From New York to Hawaii and from Florida to Oregon, new teachers as well as teachers returning to the competition for a second or third year provided us with evaluations that proved thoughtful, as well as thought-provoking.
Teachers who participated in the 2001-2002 Internet Science and Technology Fair (ISTF) understand that integrating the use of computers and the information available on the Internet into their curricula will help better prepare their students for the future. They took the time to explore the ISTF website and determine how the competition could be used to stretch their students' imaginations and provide them with alternative methods of learning, not only about science and technology, but also about the skills that will be needed in tomorrow's workplace. Their willingness to explore options in learning shows that these teachers are educational innovators. As one teacher put it:
"It sounded different from the traditional science fair and our principal really wants our school to participate in community activities. I felt it would be a unique opportunity since it sounded like not many people had a chance to participate. I enjoy doing things that other teachers are not [doing], it keeps my job exciting and new."
Again, the Office of Special Programs, administrator of the ISTF, wanted to know what teachers who participated in the Internet Science and Technology Fair (ISTF) thought about the program in its entirety. Here is a brief look at some of the information we gathered.
The ISTF staff was not surprised by the numerous ways the ISTF was incorporated into the school curriculum. Many teachers used it as a classroom project-and the split was fairly evenly divided between science teachers (21%) and technology teachers (17%) or both working together (17%). But almost 45% of the teams pursued the ISTF as an outside project or extracurricular activity. Often students who participated in this manner were graded or given extra credit for their efforts. Furthermore, the student teams shared this online experience with their parents, other students and the community at large. One teacher used the project in his Authentic Research Program while another used it in the Interdisciplinary Gifted Curriculum. The many different ways the ISTF was used either in or outside the classroom show that the program is a viable learning tool.
On the ISTF website there is a training program for new teachers. Over 76% of the teachers involved in this year's competition took advantage of this material. While many teachers found the teacher training site a helpful tool, it received mixed reviews ranging from comments like "difficult to find," "hard to follow," and "not enough information" to "quite beneficial," very helpful," and "very comprehensive."
While one teacher pointed out: "The training was helpful because it gave me some suggestions on how to select a team and then start the initial phases of the project. It also provided me with clear-cut guidelines for the expectations of the project." Another teacher felt: "The training on the website was minimal. I would have liked more information on past projects to prepare myself and the team for the intensity of the commitment."
Suggestions for improvement of the teacher training material included adding more information, easier navigation, and reminders sprinkled throughout the ISTF website of materials included in the training guide. These suggestions are all being examined to see which can be used to help teachers prepare for participation in next year's competition.

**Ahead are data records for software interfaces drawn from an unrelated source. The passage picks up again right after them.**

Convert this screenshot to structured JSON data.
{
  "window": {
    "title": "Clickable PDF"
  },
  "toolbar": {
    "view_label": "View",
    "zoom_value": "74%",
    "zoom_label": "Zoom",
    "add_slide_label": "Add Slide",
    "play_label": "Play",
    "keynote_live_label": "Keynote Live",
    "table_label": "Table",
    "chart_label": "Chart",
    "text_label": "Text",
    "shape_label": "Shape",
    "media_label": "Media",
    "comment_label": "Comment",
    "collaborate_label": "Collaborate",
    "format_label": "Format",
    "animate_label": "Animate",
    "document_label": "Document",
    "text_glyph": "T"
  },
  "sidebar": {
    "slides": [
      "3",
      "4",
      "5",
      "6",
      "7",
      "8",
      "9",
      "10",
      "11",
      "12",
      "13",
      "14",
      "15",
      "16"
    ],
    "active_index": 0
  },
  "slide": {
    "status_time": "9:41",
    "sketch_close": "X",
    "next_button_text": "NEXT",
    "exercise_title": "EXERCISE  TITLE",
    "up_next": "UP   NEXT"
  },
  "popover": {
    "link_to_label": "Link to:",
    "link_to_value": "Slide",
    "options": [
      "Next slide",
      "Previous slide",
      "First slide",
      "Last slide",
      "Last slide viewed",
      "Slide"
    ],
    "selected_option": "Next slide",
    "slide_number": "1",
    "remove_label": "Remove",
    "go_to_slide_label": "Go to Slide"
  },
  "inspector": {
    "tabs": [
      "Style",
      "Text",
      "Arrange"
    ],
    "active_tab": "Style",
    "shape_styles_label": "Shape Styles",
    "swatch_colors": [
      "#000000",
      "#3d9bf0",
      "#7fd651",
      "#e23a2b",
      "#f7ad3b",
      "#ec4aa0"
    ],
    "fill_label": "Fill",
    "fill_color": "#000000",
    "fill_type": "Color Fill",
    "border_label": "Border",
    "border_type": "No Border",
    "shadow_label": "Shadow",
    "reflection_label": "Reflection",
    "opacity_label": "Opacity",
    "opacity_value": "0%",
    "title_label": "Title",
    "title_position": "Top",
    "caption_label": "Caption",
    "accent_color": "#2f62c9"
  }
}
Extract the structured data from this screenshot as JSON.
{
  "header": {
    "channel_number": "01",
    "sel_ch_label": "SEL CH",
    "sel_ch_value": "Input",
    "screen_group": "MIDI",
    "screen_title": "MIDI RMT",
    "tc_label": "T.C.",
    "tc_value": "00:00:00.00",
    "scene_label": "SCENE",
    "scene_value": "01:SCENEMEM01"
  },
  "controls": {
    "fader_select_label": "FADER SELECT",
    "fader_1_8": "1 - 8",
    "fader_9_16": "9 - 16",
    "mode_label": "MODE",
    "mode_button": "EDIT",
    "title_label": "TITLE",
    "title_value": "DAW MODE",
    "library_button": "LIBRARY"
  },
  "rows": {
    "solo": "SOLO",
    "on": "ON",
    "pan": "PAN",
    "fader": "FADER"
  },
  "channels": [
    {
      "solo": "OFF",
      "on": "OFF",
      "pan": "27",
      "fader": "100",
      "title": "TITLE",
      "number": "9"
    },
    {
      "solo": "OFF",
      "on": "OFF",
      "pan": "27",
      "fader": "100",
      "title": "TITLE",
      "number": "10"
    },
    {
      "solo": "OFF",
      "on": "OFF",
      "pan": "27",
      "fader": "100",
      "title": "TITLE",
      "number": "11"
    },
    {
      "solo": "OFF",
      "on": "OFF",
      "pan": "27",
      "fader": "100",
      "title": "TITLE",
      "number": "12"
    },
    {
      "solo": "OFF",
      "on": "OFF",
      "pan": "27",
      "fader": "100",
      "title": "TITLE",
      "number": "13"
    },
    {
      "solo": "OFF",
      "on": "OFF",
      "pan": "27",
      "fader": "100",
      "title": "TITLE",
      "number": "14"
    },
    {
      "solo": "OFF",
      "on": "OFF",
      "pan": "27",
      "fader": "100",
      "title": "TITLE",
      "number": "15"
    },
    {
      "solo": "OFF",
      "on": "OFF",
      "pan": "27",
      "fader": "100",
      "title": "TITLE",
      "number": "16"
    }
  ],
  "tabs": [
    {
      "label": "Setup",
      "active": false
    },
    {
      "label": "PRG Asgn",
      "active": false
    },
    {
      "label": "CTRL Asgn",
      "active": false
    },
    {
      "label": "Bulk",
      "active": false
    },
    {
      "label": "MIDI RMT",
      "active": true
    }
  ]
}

Many team members who participated in the 2001-2002 ISTF mentioned the problems associated with time management. In fact, it was the problem most mentioned by teachers in their Final Process Evaluations when discussing the difficulty of various aspects of producing an ISTF project. And just as managing time is so difficult in our personal lives, it spills over into a project such as this. However, one student put it quite succinctly: "Procrastination is fatal (and futile)."
The ISTF competition begins in September and ends in February. We have suggested in materials on the website that teams develop timelines so they know they are on target with their projects. Developing such timelines is one area the ISTF staff will be working on to help teachers and their teams in next year's competition.
Without exception, teachers wanted technical advisors on their teams. This is an integral part of the ISTF concept. Many teachers and students wished for a technical advisor database. While the Program Office would be delighted to have such a database, there are reasons why one does not exist. Perhaps the most important is that ISTF topics are so varied, we never know-until teams enter-what kind of assistance they will need. If a professional registered for such an assignment and then wasn't used, he or she would quickly lose interest in the program.
One suggestion that will be incorporated into the ISTF is the use of multiple technical advisors-especially on the high school level where students go from technical applications to business applications. This is also true in projects that, because they are multifaceted, need opinions from more than one professional.
Technical advisors who found the ISTF to be an interesting experience are encouraged to make themselves available on an on-going basis, and teachers who helped in the technical advisor search can make recommendations for the development of a resource listing. While the ISTF is a challenging and time-consuming activity, an overwhelming 88% of the teachers who participated in the evaluation reported they will be back for the 2002-2003 competition. Furthermore, 90% of the teachers said that they would recommend participation in the ISTF to other teachers.